It looks like China is finally ready to lift its 14-year ban on games consoles made by the likes of Microsoft, Sony and Nintendo, opening up a potentially lucrative and relatively untapped market. But (and it might be a very big “but”) – there will be conditions attached.
The Chinese Government banned gaming consoles back in June 2000. The driving force behind the ban was the perceived “corrupting influence” of gaming consoles on the minds of young people.
However, the ban has not stopped Chinese users from playing video games. Far from it. PC gaming is dominant and is understood to constitute around two-thirds of a market that is already valued in the region of $10-13 billion. Online gaming via connected devices (having exploded in the years following the 2000 ban) is also widespread. Finally – despite the ban – there exists a grey market for foreign console devices.
Shanghai: a new frontier
Back in September 2013, things began to change with the opening of the Shanghai Free Trade Zone – widely viewed as the Government’s “test-bed” for economic and policy reforms and one of its most ambitious economic experiments for decades.
At the time of launching the zone the Government announced plans to open up the games console market and that was confirmed by the State Council earlier this week.
So far so good for the games console industry.
But what about those conditions?
1. Consoles have to be made in the Shanghai Free Trade Zone. The first big condition is that the consoles have to be made in the Shanghai Free Trade Zone. Import of the devices will still be banned. So for interested parties factory capacity will need to be developed within the zone.
2. Look out for the censorship rules. Devices and games will be subject to review and, of course, censorship. Government announcements couldn’t have been clearer on this point: “We want to open the window a crack to get some fresh air, but we still need a screen to block the flies and mosquitoes”. The specific rules will be written by China’s Ministry of Culture, a body responsible for monitoring media content. Although there is no fixed timeframe for the publication of these rules, one can make a pretty good educated guess about their focus. Indeed, comments at a press release on 10 January 2014 led by Cai Wu, head of the Ministry, probably tell us all we need to know: “Things that are hostile to China, or not in conformity with the outlook of China’s government, won’t be allowed”.

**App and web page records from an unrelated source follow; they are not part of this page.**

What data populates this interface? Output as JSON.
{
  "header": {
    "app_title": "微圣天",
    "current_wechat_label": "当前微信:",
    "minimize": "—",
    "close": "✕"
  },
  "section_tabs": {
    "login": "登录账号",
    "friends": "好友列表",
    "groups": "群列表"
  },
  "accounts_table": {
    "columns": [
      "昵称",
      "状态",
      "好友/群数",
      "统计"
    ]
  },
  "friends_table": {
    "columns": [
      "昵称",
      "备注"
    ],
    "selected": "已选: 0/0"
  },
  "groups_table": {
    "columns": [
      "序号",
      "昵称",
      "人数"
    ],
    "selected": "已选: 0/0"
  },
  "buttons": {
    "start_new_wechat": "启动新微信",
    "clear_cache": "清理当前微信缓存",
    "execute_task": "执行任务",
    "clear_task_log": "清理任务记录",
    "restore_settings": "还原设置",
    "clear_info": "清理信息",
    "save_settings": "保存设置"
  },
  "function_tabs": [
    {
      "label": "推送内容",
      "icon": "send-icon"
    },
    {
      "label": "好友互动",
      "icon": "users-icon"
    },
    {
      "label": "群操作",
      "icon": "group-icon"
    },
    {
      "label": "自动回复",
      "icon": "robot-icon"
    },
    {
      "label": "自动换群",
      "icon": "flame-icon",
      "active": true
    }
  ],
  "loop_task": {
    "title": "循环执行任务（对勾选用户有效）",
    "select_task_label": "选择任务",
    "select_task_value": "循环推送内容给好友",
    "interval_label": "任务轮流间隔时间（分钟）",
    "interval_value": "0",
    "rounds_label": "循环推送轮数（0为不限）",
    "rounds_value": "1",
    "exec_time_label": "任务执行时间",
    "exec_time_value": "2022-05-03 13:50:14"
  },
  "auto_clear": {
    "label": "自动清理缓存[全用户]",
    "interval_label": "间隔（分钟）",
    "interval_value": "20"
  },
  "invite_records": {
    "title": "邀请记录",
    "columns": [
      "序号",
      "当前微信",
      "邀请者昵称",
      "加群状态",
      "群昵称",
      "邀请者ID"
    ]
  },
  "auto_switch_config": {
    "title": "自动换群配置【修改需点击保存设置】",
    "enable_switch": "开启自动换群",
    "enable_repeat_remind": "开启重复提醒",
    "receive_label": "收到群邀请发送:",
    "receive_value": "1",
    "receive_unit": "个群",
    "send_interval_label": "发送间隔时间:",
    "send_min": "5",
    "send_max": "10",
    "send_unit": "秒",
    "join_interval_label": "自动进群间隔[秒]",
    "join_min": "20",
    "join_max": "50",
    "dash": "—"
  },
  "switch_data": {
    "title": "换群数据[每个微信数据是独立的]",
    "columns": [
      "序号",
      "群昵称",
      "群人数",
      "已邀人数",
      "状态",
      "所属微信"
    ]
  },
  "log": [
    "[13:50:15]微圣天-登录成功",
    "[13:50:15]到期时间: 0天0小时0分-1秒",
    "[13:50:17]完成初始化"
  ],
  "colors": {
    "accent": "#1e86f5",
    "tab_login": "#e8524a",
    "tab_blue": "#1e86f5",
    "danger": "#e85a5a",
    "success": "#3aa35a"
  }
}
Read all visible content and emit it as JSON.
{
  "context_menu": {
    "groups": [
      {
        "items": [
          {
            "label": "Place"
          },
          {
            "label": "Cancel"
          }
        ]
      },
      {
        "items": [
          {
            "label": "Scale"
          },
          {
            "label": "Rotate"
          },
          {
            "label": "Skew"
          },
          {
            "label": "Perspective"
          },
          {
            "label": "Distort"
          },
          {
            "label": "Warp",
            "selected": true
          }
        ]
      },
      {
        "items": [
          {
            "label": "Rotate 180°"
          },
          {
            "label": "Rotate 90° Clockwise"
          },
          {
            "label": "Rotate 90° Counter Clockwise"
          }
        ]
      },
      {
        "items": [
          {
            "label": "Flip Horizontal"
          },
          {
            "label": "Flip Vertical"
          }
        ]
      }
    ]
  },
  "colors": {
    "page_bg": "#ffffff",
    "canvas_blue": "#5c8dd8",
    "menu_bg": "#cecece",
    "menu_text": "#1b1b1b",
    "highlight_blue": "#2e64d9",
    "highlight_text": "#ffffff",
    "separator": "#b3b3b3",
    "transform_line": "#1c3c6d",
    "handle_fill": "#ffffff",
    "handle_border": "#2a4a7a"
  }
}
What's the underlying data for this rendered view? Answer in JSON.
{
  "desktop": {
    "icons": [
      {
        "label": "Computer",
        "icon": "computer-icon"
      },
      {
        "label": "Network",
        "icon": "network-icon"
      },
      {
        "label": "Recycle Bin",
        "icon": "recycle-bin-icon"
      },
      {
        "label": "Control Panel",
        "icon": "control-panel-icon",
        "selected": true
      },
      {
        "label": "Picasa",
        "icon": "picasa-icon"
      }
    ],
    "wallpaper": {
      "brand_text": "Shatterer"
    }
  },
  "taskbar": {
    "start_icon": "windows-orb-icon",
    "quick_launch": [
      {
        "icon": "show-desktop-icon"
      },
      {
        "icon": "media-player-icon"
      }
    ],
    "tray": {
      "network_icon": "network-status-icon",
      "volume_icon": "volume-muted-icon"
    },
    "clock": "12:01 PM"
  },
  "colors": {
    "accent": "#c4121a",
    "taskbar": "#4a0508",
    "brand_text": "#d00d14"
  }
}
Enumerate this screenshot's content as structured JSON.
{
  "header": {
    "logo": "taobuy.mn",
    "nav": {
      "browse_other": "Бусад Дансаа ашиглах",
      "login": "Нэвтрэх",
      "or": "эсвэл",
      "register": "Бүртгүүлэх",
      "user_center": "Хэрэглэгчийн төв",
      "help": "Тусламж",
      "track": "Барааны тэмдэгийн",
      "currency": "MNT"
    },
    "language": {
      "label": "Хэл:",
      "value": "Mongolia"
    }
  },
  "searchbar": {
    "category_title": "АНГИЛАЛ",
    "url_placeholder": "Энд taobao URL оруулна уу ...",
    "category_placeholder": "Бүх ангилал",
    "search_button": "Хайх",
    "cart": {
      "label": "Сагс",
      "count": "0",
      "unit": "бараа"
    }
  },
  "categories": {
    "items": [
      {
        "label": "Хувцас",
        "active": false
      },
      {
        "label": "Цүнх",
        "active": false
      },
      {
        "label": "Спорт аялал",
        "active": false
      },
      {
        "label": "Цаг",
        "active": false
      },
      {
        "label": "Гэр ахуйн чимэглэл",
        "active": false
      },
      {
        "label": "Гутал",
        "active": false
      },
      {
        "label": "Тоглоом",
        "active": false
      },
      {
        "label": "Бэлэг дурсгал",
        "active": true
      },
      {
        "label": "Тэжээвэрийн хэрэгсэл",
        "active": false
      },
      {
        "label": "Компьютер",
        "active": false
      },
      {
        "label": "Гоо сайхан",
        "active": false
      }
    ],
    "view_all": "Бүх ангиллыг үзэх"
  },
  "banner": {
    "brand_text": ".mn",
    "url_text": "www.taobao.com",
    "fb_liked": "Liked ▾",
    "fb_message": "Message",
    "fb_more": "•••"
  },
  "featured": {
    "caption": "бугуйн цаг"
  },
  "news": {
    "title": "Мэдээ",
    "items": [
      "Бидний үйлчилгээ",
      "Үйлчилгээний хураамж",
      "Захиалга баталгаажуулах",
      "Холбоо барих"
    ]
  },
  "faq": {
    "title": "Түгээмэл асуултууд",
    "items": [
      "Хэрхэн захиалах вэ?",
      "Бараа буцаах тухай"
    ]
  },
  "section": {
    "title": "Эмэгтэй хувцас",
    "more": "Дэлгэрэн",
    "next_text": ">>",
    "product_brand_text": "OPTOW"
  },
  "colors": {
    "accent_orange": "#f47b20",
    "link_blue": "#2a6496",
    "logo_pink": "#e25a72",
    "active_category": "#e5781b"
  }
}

3. This might all be temporary. This is an experimental project and, it seems, may only be temporary. This reflects the “test-bed” nature of the Shanghai zone but won’t be hugely reassuring for international organisations considering ramping up factory capacity in the Shanghai zone with limited guarantees that the ban will remain lifted.
An opportunity that can’t be ignored?
But despite the conditions and despite various commentators pointing to an additional concern – the rampant nature of piracy in China – this development is undoubtedly huge news for the video games industry.
China is already the world’s third-largest video games market and by 2017 it is expected to surpass Japan to become second only to the USA. There is simply no ignoring a potential market of this size.